Your reply must contain the full listing below, reproduced exactly, but no pictures.

INPUT DATA -

[Start of Attachment]

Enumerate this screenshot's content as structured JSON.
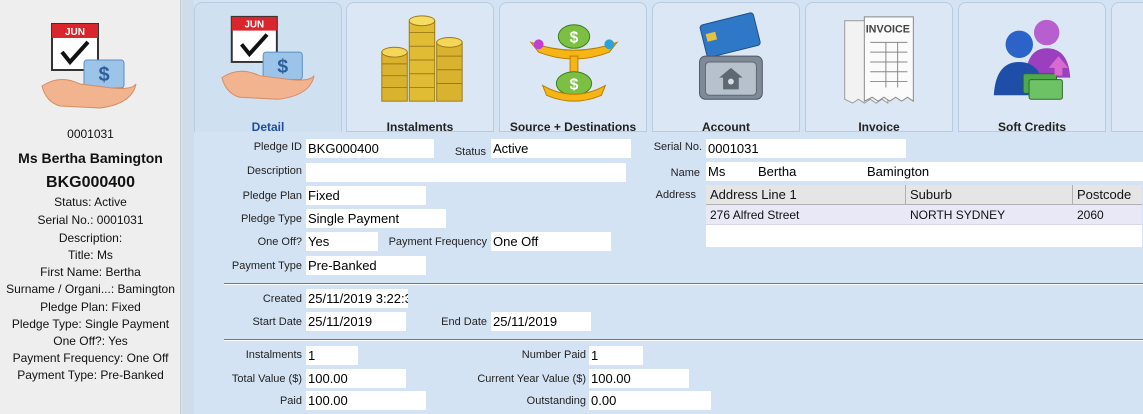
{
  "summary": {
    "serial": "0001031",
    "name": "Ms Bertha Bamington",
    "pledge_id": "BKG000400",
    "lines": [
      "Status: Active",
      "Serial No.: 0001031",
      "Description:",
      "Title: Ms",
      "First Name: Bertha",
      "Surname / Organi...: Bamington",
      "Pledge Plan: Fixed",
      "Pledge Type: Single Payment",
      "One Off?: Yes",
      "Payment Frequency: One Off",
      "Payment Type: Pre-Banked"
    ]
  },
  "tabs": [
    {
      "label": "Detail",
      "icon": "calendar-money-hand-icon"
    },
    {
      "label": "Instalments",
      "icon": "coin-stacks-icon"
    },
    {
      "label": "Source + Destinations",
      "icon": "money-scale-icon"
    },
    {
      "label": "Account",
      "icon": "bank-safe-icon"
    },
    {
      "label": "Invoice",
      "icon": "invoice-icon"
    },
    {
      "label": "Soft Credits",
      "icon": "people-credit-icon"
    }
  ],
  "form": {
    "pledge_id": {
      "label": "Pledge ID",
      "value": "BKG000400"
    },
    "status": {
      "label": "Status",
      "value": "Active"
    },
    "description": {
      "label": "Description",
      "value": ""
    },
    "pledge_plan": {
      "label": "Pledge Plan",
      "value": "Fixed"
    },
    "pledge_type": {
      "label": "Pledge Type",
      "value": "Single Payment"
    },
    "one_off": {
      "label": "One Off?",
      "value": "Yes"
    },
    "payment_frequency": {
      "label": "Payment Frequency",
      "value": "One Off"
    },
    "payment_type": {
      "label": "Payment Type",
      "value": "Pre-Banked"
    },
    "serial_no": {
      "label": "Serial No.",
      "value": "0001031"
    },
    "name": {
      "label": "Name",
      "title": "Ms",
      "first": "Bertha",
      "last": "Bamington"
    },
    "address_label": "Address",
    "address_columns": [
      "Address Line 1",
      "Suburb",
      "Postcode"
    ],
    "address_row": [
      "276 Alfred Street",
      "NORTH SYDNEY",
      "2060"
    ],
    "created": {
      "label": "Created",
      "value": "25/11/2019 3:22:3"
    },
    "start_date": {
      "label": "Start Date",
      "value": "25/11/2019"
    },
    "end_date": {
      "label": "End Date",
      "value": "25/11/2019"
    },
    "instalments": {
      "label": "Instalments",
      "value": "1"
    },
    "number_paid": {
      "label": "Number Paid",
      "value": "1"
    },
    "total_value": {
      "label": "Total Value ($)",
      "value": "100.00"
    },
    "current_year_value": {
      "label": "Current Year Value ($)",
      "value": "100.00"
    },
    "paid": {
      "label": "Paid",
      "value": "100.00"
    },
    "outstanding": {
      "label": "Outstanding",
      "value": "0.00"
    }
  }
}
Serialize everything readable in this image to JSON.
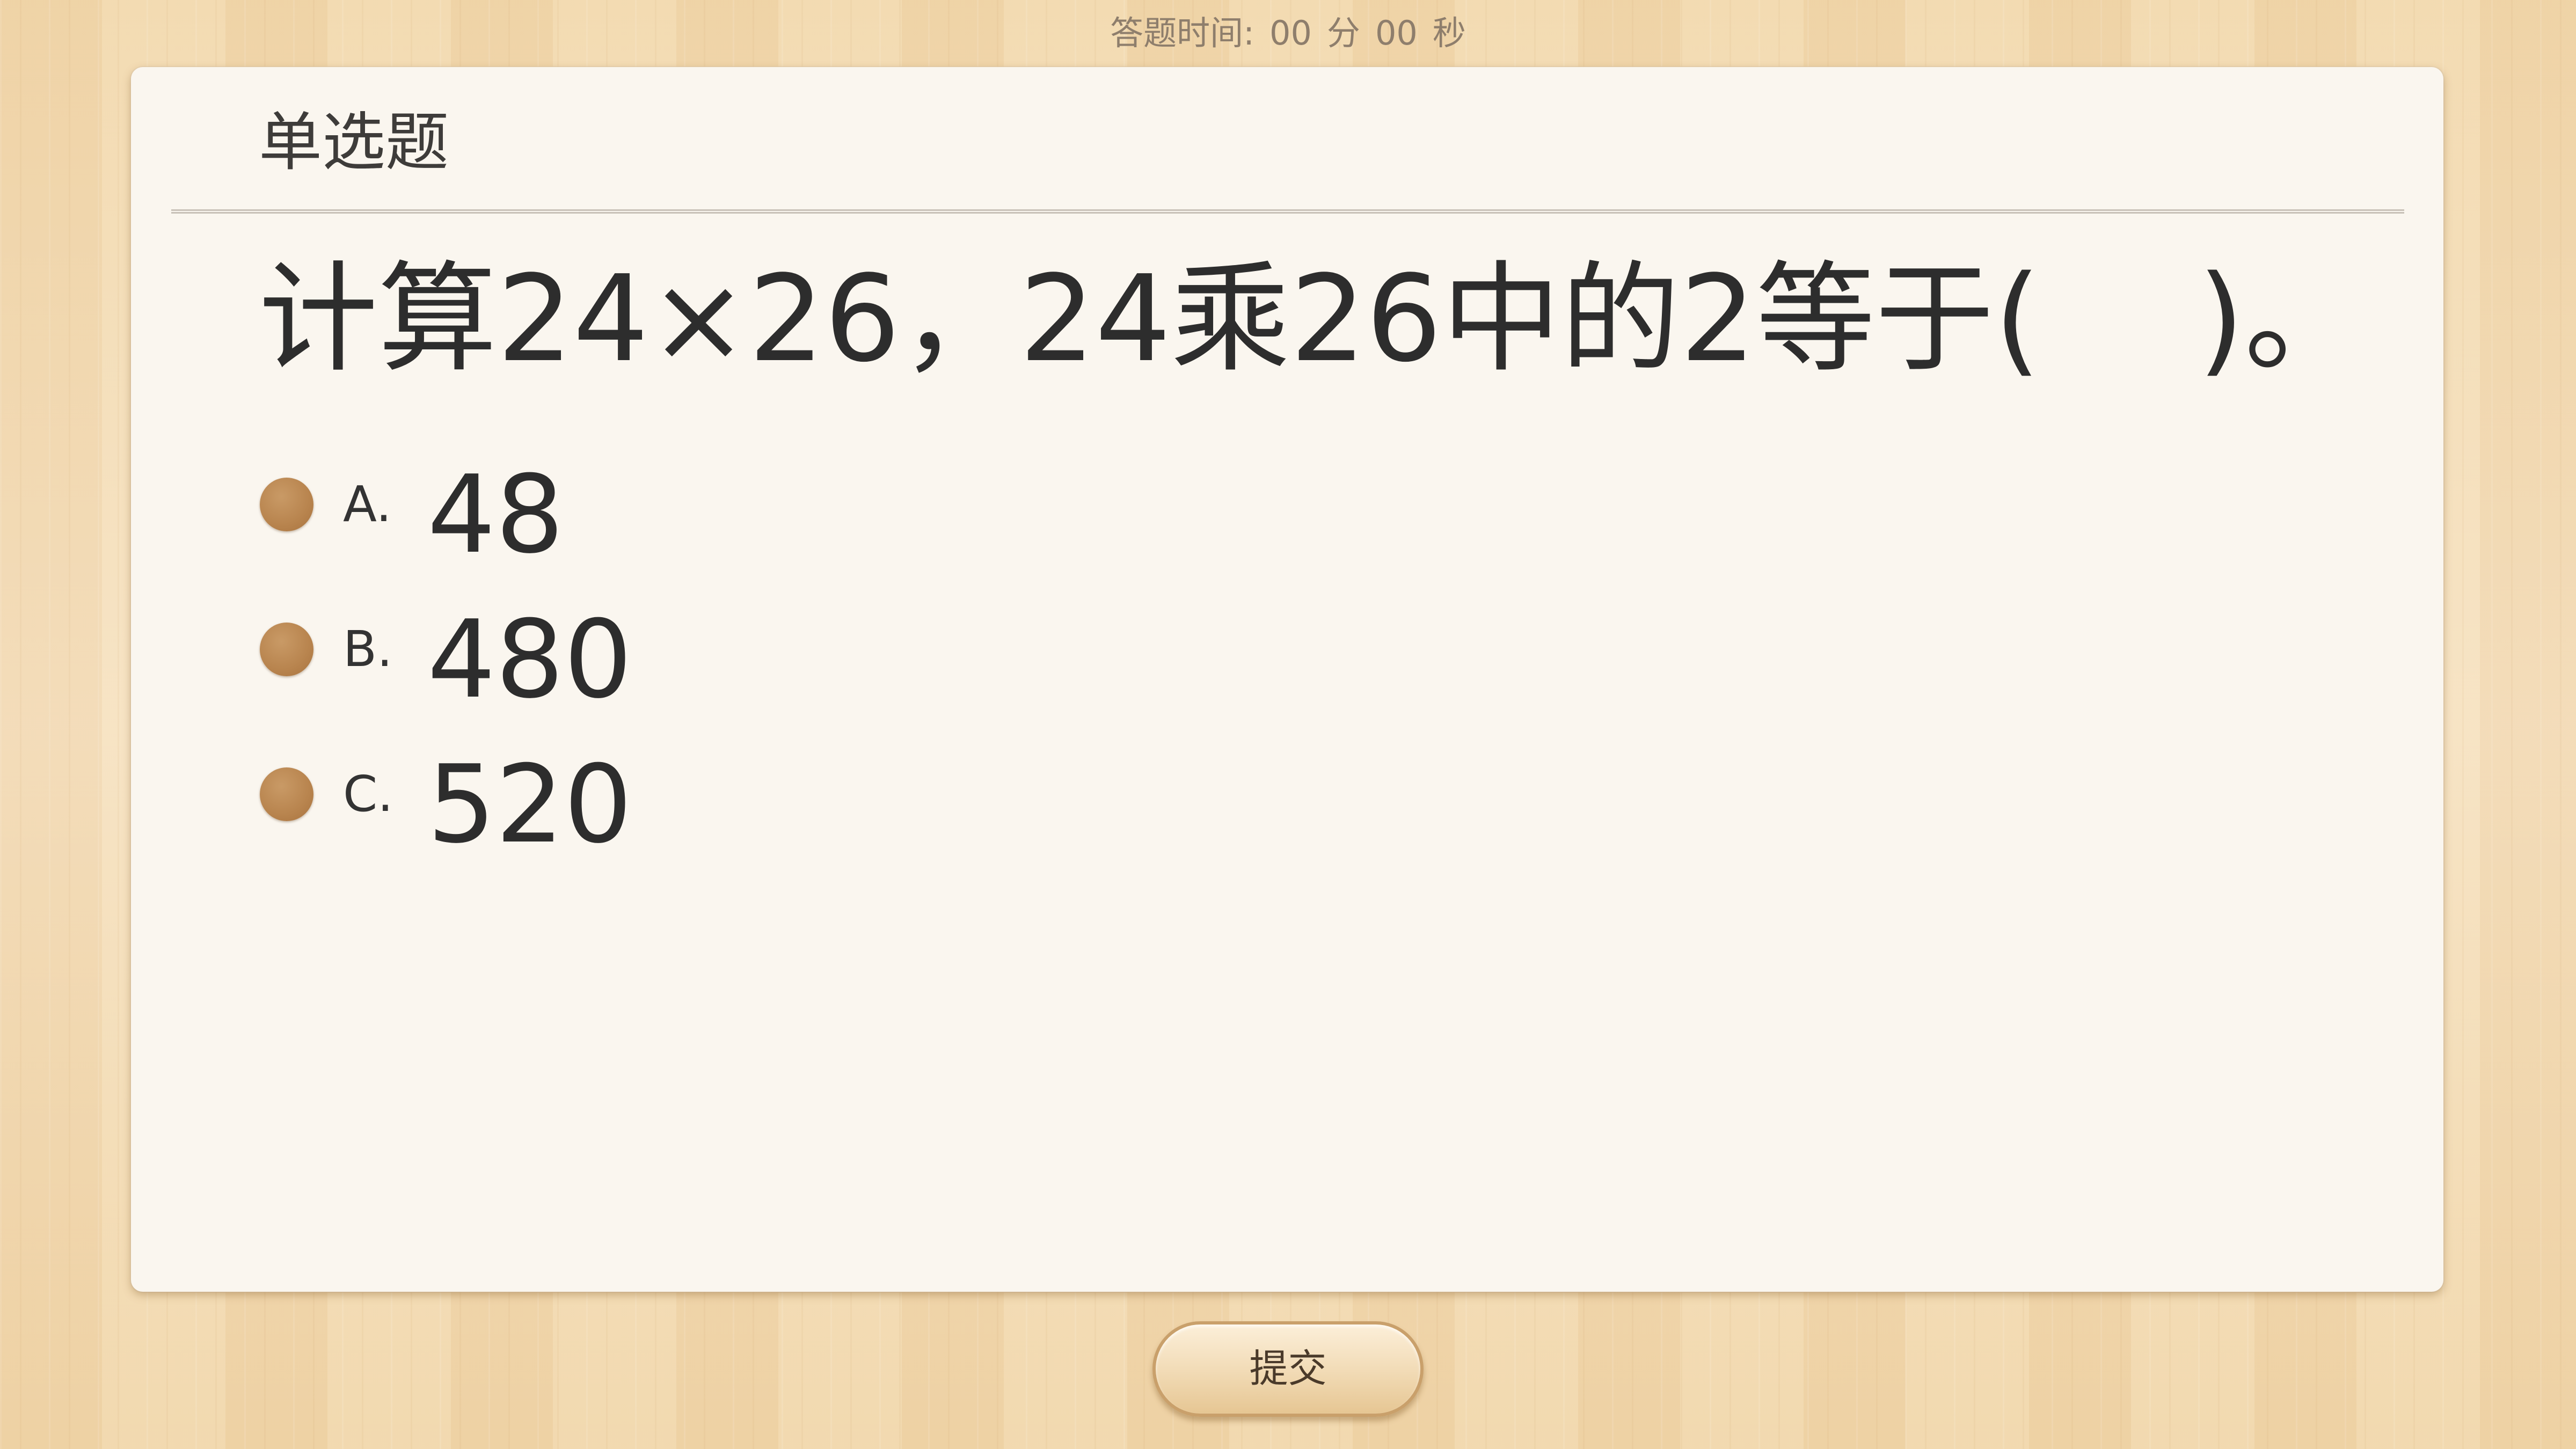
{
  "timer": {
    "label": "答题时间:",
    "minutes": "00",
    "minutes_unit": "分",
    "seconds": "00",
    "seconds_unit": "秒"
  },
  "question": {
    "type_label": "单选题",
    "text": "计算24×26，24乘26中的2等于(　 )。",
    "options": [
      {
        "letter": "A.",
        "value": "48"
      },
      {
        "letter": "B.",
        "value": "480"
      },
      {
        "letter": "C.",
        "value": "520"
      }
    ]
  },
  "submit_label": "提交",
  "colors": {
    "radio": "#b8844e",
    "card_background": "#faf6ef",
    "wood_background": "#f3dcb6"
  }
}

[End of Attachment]

EXERCISE RESULT -
Enumerate this screenshot's content as structured JSON.
{
  "summary": {
    "serial": "0001031",
    "name": "Ms Bertha Bamington",
    "pledge_id": "BKG000400",
    "lines": [
      "Status: Active",
      "Serial No.: 0001031",
      "Description:",
      "Title: Ms",
      "First Name: Bertha",
      "Surname / Organi...: Bamington",
      "Pledge Plan: Fixed",
      "Pledge Type: Single Payment",
      "One Off?: Yes",
      "Payment Frequency: One Off",
      "Payment Type: Pre-Banked"
    ]
  },
  "tabs": [
    {
      "label": "Detail",
      "icon": "calendar-money-hand-icon"
    },
    {
      "label": "Instalments",
      "icon": "coin-stacks-icon"
    },
    {
      "label": "Source + Destinations",
      "icon": "money-scale-icon"
    },
    {
      "label": "Account",
      "icon": "bank-safe-icon"
    },
    {
      "label": "Invoice",
      "icon": "invoice-icon"
    },
    {
      "label": "Soft Credits",
      "icon": "people-credit-icon"
    }
  ],
  "form": {
    "pledge_id": {
      "label": "Pledge ID",
      "value": "BKG000400"
    },
    "status": {
      "label": "Status",
      "value": "Active"
    },
    "description": {
      "label": "Description",
      "value": ""
    },
    "pledge_plan": {
      "label": "Pledge Plan",
      "value": "Fixed"
    },
    "pledge_type": {
      "label": "Pledge Type",
      "value": "Single Payment"
    },
    "one_off": {
      "label": "One Off?",
      "value": "Yes"
    },
    "payment_frequency": {
      "label": "Payment Frequency",
      "value": "One Off"
    },
    "payment_type": {
      "label": "Payment Type",
      "value": "Pre-Banked"
    },
    "serial_no": {
      "label": "Serial No.",
      "value": "0001031"
    },
    "name": {
      "label": "Name",
      "title": "Ms",
      "first": "Bertha",
      "last": "Bamington"
    },
    "address_label": "Address",
    "address_columns": [
      "Address Line 1",
      "Suburb",
      "Postcode"
    ],
    "address_row": [
      "276 Alfred Street",
      "NORTH SYDNEY",
      "2060"
    ],
    "created": {
      "label": "Created",
      "value": "25/11/2019 3:22:3"
    },
    "start_date": {
      "label": "Start Date",
      "value": "25/11/2019"
    },
    "end_date": {
      "label": "End Date",
      "value": "25/11/2019"
    },
    "instalments": {
      "label": "Instalments",
      "value": "1"
    },
    "number_paid": {
      "label": "Number Paid",
      "value": "1"
    },
    "total_value": {
      "label": "Total Value ($)",
      "value": "100.00"
    },
    "current_year_value": {
      "label": "Current Year Value ($)",
      "value": "100.00"
    },
    "paid": {
      "label": "Paid",
      "value": "100.00"
    },
    "outstanding": {
      "label": "Outstanding",
      "value": "0.00"
    }
  }
}
Serialize everything readable in this image to JSON.
{
  "timer": {
    "label": "答题时间:",
    "minutes": "00",
    "minutes_unit": "分",
    "seconds": "00",
    "seconds_unit": "秒"
  },
  "question": {
    "type_label": "单选题",
    "text": "计算24×26，24乘26中的2等于(　 )。",
    "options": [
      {
        "letter": "A.",
        "value": "48"
      },
      {
        "letter": "B.",
        "value": "480"
      },
      {
        "letter": "C.",
        "value": "520"
      }
    ]
  },
  "submit_label": "提交",
  "colors": {
    "radio": "#b8844e",
    "card_background": "#faf6ef",
    "wood_background": "#f3dcb6"
  }
}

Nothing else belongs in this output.